## Directions for this task
Where does the word "group" appear in the data? Copy every line that holds it.
*** Record set Section Begins ***
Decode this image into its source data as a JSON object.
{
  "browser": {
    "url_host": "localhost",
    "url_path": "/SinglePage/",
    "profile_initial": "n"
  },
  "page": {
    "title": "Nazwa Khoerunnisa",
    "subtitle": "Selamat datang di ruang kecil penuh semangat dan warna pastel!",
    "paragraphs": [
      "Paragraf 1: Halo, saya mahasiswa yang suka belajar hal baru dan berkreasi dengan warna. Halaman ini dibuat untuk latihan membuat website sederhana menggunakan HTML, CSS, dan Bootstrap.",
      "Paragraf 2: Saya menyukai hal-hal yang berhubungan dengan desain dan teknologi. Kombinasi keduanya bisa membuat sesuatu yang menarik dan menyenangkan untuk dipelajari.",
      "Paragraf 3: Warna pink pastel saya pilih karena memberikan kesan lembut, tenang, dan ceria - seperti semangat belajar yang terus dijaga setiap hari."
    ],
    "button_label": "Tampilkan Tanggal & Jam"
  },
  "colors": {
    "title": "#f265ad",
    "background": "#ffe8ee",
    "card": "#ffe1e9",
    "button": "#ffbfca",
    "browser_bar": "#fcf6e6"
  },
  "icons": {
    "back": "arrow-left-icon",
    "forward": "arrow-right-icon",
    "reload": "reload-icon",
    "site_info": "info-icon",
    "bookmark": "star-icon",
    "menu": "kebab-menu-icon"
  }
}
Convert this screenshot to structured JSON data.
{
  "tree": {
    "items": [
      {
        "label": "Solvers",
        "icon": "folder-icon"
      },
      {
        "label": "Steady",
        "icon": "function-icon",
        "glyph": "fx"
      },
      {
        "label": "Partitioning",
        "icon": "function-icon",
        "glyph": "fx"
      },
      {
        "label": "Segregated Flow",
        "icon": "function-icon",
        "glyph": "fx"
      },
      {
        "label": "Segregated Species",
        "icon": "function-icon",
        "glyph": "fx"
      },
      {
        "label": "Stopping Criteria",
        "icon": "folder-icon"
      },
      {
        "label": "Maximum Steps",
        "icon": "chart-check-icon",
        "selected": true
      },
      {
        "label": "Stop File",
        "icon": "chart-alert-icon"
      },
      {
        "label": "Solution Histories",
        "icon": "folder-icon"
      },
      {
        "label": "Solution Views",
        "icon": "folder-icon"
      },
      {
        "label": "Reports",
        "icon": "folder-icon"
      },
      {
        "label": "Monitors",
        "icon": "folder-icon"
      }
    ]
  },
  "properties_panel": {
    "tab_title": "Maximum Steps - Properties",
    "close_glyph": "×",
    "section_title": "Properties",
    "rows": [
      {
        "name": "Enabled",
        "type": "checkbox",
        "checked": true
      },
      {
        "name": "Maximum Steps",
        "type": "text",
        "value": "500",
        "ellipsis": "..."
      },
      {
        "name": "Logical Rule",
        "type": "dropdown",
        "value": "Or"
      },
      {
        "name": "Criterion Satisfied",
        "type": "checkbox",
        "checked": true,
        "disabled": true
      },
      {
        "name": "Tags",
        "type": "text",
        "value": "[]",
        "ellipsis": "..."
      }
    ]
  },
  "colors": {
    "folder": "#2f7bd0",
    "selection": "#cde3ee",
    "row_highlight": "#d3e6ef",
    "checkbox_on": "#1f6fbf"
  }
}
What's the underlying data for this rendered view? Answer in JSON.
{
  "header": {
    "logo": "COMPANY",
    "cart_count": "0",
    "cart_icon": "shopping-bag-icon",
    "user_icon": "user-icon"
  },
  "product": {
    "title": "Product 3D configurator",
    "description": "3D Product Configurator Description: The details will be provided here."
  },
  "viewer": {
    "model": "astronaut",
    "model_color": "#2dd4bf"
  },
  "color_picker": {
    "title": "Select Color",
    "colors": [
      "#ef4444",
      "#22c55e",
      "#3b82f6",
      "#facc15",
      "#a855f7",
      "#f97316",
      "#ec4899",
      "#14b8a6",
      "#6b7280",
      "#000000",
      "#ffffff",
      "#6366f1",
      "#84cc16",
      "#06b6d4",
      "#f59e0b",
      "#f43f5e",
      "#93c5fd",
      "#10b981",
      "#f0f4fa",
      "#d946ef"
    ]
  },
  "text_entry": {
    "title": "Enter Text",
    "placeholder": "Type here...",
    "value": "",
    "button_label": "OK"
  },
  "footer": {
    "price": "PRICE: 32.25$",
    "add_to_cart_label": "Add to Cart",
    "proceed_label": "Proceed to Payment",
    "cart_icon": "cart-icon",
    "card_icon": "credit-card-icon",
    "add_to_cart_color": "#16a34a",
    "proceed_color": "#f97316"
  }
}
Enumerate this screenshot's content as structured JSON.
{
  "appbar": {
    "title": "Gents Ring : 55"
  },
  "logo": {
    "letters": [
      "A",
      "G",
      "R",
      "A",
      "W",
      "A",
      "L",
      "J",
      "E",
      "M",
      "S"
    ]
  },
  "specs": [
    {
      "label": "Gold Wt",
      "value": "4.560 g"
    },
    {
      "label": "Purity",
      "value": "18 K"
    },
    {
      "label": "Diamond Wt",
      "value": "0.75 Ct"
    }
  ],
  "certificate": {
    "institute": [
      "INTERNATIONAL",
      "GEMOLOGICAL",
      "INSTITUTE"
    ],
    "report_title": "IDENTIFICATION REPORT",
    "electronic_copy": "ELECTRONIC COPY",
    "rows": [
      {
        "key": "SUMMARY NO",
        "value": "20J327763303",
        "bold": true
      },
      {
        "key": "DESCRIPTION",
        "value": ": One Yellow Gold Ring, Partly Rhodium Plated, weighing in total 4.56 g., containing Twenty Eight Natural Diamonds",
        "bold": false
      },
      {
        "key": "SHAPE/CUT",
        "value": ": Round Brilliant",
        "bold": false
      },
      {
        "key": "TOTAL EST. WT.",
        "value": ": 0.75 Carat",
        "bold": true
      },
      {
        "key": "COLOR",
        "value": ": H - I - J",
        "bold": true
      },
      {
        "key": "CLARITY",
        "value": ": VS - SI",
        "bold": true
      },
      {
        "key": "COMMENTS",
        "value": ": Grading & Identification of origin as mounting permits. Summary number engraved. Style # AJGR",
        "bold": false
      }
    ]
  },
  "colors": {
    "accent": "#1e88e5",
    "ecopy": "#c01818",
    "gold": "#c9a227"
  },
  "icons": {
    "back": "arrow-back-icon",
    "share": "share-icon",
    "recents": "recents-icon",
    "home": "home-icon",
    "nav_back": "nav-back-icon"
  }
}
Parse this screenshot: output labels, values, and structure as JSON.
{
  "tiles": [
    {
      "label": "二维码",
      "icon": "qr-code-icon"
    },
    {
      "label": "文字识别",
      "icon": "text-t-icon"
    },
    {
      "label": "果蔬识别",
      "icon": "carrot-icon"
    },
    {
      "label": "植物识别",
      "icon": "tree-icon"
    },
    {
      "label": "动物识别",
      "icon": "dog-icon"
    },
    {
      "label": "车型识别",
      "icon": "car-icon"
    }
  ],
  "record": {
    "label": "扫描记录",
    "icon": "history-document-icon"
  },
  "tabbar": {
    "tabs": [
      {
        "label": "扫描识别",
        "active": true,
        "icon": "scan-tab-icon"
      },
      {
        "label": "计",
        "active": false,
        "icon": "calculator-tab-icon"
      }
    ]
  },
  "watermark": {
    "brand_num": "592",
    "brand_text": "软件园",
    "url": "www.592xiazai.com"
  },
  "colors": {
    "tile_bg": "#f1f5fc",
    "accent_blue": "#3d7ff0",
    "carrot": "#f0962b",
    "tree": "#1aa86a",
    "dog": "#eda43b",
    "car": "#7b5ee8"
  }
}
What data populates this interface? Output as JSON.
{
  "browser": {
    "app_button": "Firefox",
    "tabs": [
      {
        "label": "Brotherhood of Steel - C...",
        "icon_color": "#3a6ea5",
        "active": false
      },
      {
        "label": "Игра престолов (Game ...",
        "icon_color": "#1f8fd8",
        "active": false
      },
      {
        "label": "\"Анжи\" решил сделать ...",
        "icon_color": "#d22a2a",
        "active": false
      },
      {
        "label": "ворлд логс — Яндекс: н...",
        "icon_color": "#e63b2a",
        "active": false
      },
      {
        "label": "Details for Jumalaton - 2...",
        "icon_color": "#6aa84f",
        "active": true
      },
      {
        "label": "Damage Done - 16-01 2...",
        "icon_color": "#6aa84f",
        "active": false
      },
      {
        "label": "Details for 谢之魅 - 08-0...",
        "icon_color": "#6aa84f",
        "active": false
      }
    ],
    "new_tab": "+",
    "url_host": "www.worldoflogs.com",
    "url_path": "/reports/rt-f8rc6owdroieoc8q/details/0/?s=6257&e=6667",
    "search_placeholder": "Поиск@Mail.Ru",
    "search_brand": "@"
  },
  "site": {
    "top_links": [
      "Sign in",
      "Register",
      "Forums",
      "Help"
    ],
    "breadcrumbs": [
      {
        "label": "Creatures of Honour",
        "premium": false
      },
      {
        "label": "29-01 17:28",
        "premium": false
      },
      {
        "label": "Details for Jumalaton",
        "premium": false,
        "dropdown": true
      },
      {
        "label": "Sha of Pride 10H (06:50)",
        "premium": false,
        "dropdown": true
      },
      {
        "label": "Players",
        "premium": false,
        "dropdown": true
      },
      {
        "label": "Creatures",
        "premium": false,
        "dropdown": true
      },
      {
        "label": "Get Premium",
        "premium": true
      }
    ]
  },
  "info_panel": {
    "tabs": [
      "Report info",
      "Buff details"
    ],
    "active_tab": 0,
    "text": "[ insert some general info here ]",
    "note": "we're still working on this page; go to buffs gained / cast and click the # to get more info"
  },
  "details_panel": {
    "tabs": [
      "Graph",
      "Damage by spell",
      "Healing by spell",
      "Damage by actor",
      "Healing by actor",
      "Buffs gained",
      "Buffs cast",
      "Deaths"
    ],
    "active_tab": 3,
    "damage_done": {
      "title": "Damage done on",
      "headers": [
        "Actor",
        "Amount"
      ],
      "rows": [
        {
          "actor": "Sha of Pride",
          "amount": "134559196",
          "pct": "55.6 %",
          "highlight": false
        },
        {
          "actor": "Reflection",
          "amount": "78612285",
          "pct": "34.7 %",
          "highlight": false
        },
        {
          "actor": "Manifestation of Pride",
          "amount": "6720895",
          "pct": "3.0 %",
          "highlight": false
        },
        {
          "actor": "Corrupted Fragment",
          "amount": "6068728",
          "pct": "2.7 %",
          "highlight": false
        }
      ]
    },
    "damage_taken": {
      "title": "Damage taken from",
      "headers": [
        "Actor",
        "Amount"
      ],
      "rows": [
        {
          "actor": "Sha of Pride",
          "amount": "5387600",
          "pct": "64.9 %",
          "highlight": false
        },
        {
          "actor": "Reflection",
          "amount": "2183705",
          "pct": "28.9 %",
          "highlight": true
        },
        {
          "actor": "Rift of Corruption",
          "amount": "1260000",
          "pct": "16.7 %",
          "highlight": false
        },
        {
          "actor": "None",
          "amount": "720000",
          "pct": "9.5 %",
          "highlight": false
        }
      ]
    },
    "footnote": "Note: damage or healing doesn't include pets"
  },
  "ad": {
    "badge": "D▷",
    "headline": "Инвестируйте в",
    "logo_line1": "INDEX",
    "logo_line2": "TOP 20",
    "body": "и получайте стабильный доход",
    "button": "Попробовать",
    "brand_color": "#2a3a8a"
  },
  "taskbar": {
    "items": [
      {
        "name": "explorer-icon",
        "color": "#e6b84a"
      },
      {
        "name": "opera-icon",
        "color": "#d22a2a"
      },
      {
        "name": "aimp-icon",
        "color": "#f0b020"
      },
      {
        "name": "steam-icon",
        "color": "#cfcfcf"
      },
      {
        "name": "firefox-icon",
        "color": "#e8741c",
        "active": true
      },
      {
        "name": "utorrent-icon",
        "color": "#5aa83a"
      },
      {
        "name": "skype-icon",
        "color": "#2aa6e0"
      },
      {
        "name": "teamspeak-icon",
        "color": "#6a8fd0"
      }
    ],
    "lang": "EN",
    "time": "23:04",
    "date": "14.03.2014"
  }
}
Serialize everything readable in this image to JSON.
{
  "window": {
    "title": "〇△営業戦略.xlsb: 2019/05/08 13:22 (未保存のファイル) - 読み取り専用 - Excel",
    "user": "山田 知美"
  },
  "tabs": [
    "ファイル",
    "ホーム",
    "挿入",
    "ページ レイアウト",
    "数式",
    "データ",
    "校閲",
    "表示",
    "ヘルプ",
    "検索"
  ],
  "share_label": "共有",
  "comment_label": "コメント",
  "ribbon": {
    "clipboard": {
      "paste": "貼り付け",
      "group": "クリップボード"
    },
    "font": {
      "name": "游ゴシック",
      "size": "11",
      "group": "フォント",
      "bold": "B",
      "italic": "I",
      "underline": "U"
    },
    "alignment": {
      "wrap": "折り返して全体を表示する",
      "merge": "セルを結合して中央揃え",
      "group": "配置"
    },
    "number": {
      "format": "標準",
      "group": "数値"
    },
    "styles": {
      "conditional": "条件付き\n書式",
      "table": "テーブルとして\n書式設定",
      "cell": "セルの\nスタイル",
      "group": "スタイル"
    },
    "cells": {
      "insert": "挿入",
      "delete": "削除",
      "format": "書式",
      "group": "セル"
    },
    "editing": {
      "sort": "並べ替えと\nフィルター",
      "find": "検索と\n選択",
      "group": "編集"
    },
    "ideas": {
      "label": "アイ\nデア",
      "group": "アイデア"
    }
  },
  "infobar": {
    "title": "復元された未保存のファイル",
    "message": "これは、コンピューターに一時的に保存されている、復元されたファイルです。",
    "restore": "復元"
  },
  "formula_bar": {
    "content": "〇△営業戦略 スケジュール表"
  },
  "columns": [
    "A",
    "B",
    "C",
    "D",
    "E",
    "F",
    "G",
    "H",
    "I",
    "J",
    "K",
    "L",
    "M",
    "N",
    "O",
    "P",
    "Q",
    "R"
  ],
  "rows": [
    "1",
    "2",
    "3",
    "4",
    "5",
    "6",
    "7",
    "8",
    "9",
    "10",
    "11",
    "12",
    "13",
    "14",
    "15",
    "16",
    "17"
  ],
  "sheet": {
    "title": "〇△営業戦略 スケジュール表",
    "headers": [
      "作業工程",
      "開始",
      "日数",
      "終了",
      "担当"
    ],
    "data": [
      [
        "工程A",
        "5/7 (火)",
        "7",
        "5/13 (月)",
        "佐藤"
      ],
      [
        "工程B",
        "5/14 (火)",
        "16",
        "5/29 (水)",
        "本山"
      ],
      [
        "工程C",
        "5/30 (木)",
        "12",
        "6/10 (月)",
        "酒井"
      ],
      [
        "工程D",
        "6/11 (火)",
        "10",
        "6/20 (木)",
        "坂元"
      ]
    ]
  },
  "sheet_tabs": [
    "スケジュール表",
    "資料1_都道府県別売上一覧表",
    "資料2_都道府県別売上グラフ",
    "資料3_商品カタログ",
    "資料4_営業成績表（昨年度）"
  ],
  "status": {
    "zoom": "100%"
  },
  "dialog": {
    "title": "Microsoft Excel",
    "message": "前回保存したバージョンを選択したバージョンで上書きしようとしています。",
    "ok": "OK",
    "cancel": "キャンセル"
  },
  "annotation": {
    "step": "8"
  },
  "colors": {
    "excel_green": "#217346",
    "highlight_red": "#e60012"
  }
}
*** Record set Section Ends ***
## Solution to this exercise
      "group": "クリップボード"
      "group": "フォント",
      "group": "配置"
      "group": "数値"
      "group": "スタイル"
      "group": "セル"
      "group": "編集"
      "group": "アイデア"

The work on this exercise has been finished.